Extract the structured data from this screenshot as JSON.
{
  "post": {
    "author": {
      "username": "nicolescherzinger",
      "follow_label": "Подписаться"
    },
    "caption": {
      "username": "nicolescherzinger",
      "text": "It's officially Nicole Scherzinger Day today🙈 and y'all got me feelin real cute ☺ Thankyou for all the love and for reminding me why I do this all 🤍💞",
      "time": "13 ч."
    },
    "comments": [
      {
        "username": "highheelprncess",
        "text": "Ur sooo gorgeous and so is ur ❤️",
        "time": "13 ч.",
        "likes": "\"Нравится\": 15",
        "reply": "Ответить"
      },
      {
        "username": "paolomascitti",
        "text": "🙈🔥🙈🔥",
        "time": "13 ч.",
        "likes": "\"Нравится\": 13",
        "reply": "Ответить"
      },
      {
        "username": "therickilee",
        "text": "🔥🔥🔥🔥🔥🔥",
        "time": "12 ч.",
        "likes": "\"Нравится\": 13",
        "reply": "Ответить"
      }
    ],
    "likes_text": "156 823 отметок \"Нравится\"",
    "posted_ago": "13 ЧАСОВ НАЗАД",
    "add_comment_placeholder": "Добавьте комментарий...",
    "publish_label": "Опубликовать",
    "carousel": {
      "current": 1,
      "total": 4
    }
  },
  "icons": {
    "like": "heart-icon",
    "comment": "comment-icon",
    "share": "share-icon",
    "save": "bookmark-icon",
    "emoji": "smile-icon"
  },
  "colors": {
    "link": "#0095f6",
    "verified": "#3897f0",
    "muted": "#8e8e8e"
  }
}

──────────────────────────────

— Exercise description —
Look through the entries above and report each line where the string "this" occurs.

— Answer section —
Extract the structured data from this screenshot as JSON.
      "text": "It's officially Nicole Scherzinger Day today🙈 and y'all got me feelin real cute ☺ Thankyou for all the love and for reminding me why I do this all 🤍💞",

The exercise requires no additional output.